■ **Data for analysis**
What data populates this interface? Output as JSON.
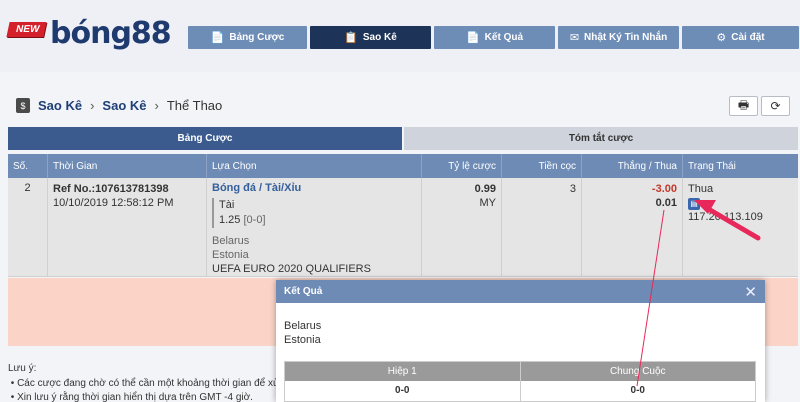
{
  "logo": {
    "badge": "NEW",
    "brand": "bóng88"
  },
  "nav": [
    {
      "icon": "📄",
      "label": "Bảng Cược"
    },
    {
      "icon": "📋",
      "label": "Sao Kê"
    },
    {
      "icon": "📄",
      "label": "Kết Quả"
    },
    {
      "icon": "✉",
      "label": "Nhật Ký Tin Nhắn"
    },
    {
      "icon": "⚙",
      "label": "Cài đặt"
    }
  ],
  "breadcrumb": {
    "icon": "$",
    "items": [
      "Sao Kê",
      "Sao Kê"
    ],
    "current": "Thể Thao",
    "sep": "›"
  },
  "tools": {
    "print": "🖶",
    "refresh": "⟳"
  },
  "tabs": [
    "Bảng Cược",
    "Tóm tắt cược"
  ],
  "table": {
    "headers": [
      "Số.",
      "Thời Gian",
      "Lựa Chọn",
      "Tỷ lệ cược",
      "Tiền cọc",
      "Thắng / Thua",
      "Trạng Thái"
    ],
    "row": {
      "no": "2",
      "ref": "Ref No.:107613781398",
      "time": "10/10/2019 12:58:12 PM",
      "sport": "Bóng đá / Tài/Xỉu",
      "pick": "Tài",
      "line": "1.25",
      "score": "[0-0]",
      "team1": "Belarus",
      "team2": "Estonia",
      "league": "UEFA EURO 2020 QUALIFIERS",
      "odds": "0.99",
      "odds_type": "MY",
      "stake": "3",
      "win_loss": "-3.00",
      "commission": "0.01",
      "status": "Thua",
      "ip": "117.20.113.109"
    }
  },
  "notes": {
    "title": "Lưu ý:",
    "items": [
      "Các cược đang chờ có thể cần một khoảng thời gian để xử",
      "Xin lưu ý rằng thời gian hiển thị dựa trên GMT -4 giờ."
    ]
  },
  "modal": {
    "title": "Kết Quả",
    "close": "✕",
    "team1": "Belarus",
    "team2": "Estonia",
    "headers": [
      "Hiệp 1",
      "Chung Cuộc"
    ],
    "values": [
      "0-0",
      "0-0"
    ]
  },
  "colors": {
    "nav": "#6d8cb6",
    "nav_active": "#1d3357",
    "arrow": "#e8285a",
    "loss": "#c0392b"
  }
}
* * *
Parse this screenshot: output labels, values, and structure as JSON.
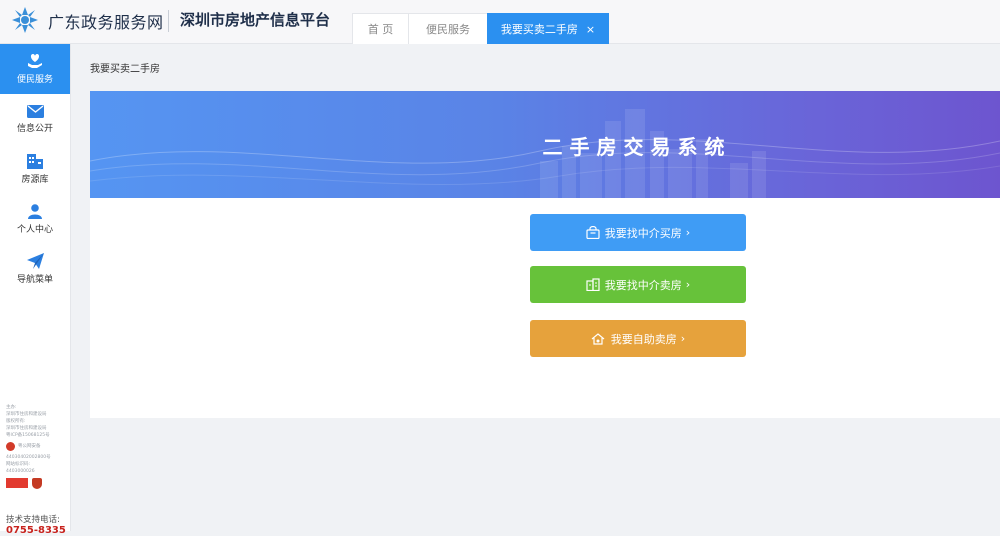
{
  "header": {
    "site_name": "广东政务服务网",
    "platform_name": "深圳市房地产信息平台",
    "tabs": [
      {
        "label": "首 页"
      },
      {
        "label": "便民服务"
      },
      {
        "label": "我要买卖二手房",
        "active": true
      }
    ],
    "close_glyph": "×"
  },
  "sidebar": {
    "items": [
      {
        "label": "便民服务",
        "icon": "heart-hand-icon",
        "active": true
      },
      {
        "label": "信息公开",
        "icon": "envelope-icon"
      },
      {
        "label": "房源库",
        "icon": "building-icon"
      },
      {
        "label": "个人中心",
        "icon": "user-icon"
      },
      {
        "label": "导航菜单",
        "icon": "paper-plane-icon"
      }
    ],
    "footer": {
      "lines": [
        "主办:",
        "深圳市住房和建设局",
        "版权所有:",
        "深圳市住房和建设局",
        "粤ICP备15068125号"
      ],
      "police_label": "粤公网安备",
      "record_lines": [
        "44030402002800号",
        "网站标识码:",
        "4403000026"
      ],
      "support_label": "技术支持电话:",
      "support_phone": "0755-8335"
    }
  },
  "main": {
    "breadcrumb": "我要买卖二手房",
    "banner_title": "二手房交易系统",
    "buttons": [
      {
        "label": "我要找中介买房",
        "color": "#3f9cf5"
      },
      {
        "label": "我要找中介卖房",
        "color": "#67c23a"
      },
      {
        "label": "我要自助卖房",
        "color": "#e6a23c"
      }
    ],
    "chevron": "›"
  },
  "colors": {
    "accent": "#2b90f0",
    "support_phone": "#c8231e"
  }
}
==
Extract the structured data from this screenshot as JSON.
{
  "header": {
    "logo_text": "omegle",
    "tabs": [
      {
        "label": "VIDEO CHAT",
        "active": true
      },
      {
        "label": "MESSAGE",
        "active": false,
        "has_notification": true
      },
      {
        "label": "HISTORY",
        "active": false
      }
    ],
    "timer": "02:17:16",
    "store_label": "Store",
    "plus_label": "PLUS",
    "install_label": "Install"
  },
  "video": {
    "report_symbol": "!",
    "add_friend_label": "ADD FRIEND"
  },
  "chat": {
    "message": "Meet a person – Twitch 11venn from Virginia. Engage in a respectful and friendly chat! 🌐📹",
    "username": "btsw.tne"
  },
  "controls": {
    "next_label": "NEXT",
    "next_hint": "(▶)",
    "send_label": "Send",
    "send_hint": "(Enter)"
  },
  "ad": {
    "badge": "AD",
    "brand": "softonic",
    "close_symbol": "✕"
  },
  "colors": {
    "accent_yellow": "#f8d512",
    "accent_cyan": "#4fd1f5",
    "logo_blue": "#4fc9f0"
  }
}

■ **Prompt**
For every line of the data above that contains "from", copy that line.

■ **Written reply**
Extract the structured data from this screenshot as JSON.
    "message": "Meet a person – Twitch 11venn from Virginia. Engage in a respectful and friendly chat! 🌐📹",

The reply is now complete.